In terms of detailed sub-sectors, temporary health services, crude petroleum/natural gas extraction, and home health services have been the strongest performers in Texas since 2009. Overall, 19 industries have added at least 5,000 jobs since ’09, of which electric power distribution has had by far the largest percent growth (111%).

NAICS Code Description 2009 Jobs 2011 Jobs Change % Change
561320 Temporary Help Services 171,096 204,456 33,360 19%
211111 Crude Petroleum and Natural Gas Extraction 290,638 317,388 26,750 9%
621610 Home Health Care Services 240,018 263,099 23,081 10%
930000 Local government 1,240,713 1,261,970 21,257 2%
213112 Support Activities for Oil and Gas Operations 89,179 108,765 19,586 22%
221122 Electric Power Distribution 11,840 25,038 13,198 111%
722110 Full-Service Restaurants 371,893 385,081 13,188 4%
814110 Private Households 113,106 125,148 12,042 11%
621111 Offices of Physicians (except Mental Health Specialists) 198,795 210,077 11,282 6%
622110 General Medical and Surgical Hospitals 265,013 274,810 9,797 4%
920000 State government 354,190 362,219 8,029 2%
551114 Corporate, Subsidiary, and Regional Managing Offices 90,157 98,159 8,002 9%
213111 Drilling Oil and Gas Wells 34,826 42,562 7,736 22%
425120 Wholesale Trade Agents and Brokers 58,575 64,461 5,886 10%
452112 Discount Department Stores 63,272 69,137 5,865 9%
561720 Janitorial Services 152,316 157,919 5,603 4%
623110 Nursing Care Facilities 99,246 104,651 5,405 5%
561110 Office Administrative Services 88,376 93,599 5,223 6%
522110 Commercial Banking 112,482 117,698 5,216 5%

Key Regional Industries

We also looked at the most concentrated industries in Texas, as compared to national employment concentration, to see which industries are unique to the state and tend to be export-oriented.
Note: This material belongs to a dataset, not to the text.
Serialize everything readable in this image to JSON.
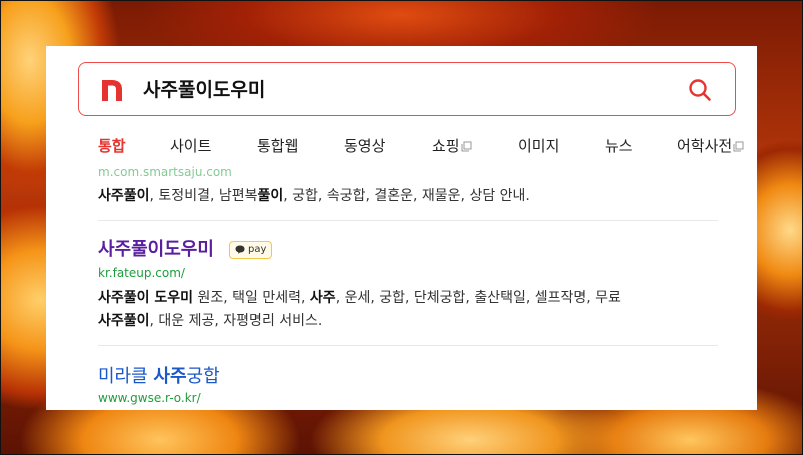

Oil and gas extraction — and the production of equipment for extraction — figure prominently among this group of industries.

Crude petroleum/natural gas extraction is more than 4.5 times more concentrated in Texas than the nation, and it accounts for more than 300,000 jobs. Other industries with high LQs and large employment bases: support activities for oil and gas operations; engineering services; and office administrative services.

For more on Texas’ economy, be sure to read Tyler Cowen’s post at Marginal Revolution. And for more on Texas’ growth, check out this piece on the top cities in the US.

Illustration by Mark Beauchamp